Your dosage will depend upon your age, medical condition, response to the initial phase of treatment, other medications you take, and other medical conditions you have.
Usual adult dosage for short-term moderate to severe pain:
- Initial dose- 2.5 mg within every 8 to 12 hours
- Maintenance dose- your doctor will gradually increase your dosage every 3 to 5 days or more
Usual adult dosage for detoxification of opioid addiction:
- Typical initial dose- 20 mg to 30 mg
- Maintenance amount- after waiting for 2 to 4 hours, your doctor may give you an extra dose of 5 mg to 10 mg.
- Typical quantity- for short-term detoxification, your doctor may recommend taking 20 mg twice per day for two to three days.
- Maximum amount- on the first day, you should avoid taking more than 40 mg total.
In case of overdose, take medical help or call the Poison helpline at 1-800-222-1222. A Methadone overdose can be fatal.

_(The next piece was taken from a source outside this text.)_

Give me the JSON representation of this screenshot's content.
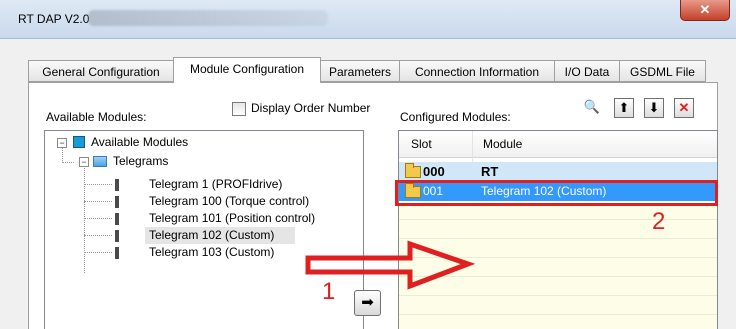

Overdose symptoms may include cold and clammy skin, severe drowsiness, muscle weakness, slow heart rate, prolonged breathing, or coma.
What to avoid while using Methadone?
Avoid alcohol consumption because it causes dangerous side effects, and death could occur. Likewise, the interaction of grapefruit with Methadone can lead to unwanted side effects. Therefore, avoid using grapefruit products while taking this medicine.
Avoid operating any machinery or driving vehicles until you know how this medicine will affect you. Dizziness or drowsiness (severe) can cause accidental falls or severe injuries.
Methadone side effects
Methadone may cause mild or severe side effects. More common side effects of Methadone may include:
- Dizziness; or
- Stomach pain
These side effects of Methadone may disappear after a while of taking Methadone. If they persist or worsen with time, inform your medical healthcare provider immediately.
Immediately take medical help if you have severe side effects. Call 911 if your symptoms are life-threatening or you think you have a medical emergency. Severe side effects to Methadone may include:
- Failure of the respiratory system including chest pain, shortness of breath, feeling faint, lightheadedness, dizziness, shallow breathing, seizures, confusion, little chest movement with breathing;
- Orthostatic hypotension including low blood pressure, fainting, dizziness, or lightheadedness;
- Physical dependence and life-threatening withdrawal symptoms when you stop taking the drug causing restlessness, trouble sleeping, irritability or anxiousness, rapid breathing rate, increased blood pressure, fast heart rate, teary eyes, dilated pupil, yawning, runny nose, diarrhea and stomach cramps, vomiting, nausea, loss of appetite, chills, sweating, muscle aches, and back pain;
- Abuse, misuse, or addiction. Symptoms may include:
- Taking the drug even if you don’t need it regularly
- Taking more of the drug than recommended
- Ignoring regular duties
- Continuing to take the medication despite adverse outcomes with family, friends, your job, or the law
- Lying about how much drug you are taking or using the medicine secretly
What drugs can interact with Methadone?
Various drugs may interact with Methadone and cause withdrawal symptoms or breathing problems. Tell your medical healthcare provider if you also use any medicine to treat HIV or hepatitis C, an antibiotic, antifungal medication, seizure medications, or heart or blood pressure medicines.